Wu: All of my work to date has been shot on film, but I’ve just recently started shooting with a digital camera as kind of a sketchbook. I think it’s just easier for me to shoot film because that’s how I started. We were using 4×5 view cameras in the intro photo and I still use one. It’s slower and each photo is more thought out. I also like the technical aspect of film – the idea of light bouncing off of subjects captured and saved by a film emulsion, and being able to hold that event in my hand. I see it as being able to hold traces from the past.
VEER: What are the challenges in presenting such personal art?
Wu: It puts me and my subjects in a very vulnerable position. Reconciling with asking my subjects for that vulnerability and then presenting it to the public can be difficult. It’s a lot to ask and I don’t ever want to make someone uncomfortable.
VEER: The print size of your work varies in size and the staggered placement of the work is interesting. From an exhibition viewpoint, what was your thinking as it relates to the presentation of your photography?

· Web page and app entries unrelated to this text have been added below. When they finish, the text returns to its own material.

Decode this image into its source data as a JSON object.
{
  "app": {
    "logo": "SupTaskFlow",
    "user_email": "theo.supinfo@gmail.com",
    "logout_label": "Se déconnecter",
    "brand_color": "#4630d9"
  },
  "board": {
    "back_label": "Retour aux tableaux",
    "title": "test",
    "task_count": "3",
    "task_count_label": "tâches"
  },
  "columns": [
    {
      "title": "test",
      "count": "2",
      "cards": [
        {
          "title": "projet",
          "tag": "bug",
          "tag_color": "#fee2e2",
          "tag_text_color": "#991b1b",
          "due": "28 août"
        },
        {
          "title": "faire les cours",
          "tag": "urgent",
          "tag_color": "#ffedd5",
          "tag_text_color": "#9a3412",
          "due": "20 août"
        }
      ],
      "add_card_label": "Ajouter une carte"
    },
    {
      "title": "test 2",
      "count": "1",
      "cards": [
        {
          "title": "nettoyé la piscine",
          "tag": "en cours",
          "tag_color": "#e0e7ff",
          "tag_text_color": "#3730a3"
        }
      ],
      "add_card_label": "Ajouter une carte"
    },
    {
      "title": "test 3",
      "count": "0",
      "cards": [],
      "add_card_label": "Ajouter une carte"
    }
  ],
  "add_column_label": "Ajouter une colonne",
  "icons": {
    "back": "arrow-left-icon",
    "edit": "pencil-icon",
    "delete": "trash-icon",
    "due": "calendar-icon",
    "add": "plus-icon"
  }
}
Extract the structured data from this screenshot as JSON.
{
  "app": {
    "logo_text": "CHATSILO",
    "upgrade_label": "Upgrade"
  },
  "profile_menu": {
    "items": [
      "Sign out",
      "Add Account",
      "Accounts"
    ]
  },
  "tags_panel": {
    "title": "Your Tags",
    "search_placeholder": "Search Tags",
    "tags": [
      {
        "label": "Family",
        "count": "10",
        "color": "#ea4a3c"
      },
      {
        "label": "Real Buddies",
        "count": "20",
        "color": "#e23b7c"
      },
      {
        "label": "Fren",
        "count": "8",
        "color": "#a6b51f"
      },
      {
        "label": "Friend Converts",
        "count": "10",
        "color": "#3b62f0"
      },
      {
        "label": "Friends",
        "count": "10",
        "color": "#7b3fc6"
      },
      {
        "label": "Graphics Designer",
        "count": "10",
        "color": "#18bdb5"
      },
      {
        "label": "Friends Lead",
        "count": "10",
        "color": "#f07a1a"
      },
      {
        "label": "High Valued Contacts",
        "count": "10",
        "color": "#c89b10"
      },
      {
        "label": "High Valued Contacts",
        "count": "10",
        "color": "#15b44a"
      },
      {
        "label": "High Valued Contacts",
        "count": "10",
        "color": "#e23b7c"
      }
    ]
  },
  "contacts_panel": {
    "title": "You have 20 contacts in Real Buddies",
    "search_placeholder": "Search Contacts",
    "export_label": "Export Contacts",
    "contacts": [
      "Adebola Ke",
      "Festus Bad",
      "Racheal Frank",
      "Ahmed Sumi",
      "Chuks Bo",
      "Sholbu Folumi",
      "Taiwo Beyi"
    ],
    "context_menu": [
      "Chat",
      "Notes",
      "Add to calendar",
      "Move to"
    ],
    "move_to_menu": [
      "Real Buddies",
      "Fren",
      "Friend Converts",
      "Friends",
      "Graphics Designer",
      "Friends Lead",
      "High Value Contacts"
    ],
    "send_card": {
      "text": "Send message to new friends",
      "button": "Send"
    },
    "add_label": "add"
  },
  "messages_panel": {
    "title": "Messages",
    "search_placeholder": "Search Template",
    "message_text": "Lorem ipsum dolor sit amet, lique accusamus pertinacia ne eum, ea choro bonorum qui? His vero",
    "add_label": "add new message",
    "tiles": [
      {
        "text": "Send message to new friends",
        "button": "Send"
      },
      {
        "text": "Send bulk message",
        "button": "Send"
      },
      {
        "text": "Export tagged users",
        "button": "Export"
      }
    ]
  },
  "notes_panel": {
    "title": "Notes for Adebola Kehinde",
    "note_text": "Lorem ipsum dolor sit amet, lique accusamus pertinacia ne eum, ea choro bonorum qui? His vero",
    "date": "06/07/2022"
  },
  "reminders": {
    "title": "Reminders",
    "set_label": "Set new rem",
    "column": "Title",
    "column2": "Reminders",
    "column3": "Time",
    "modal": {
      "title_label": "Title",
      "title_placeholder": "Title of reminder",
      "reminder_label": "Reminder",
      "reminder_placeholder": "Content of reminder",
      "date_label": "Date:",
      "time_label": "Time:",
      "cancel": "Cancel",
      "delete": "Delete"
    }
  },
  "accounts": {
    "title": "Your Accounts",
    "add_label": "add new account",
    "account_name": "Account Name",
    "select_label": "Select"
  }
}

Wu: I think about scale and framing with narrative as well as physical engagement with the work in mind. I’ve been experimenting with the sizes of images and the decision to have an image framed or unframed based on the content within. I can use the white space between individual photographs to stagger the flow of viewing or connect the images. I utilize corners in the gallery as a mechanism for pause and turn.
I want viewers to notice their physical interactions with the work as they look up and down, lean forwards, step backwards, stop and turn. As they become aware of their own body movement, I hope to engage viewers in questions such as why this size for this image, why this specific sequence and arrangement, and how do these circumstances affect the content and meaning behind the images.
VEER: I have read that you have discovered much about yourself in the process of creating work for your “In the Calm of Your Arms” project. Can you share some of your most significant self-awareness moments depicted within the images we will view at the “Echo Fragments” exhibition?
Wu: When I was working on that project, I found that the photographs became a means of expressing my fears and reluctance toward being seen. I still have been unable to broach the subject of sexuality with my conservative family. The narrative I depict in my photographs is one which I have actively kept hidden from them. When including myself as a subject, I was unconsciously hiding my face in shadow or turning completely away from the camera, articulating my fear of being seen or found out.
VEER: How did Houston’s Museum of Fine Arts discover your work?
Wu: Right before the pandemic started, I was lucky enough to meet the museum collector at the Society of Photographic Education conference because I had won the LGBTQ student award. I was getting ready to leave the conference to catch my flight when he saw my work at a photobook stand. I was able to talk to him and right before I left he acquired my prints and zine
VEER: As a college graduate, what are your plans for the next year or so?
Wu: I am going on a road trip across the country right after I take down this exhibition. Right now, I just want to see more and photograph more.
WANT TO VIEW?
“Echo Fragments: Photographs by Iris Wu”
June 17 through July 19
Linda Matney Gallery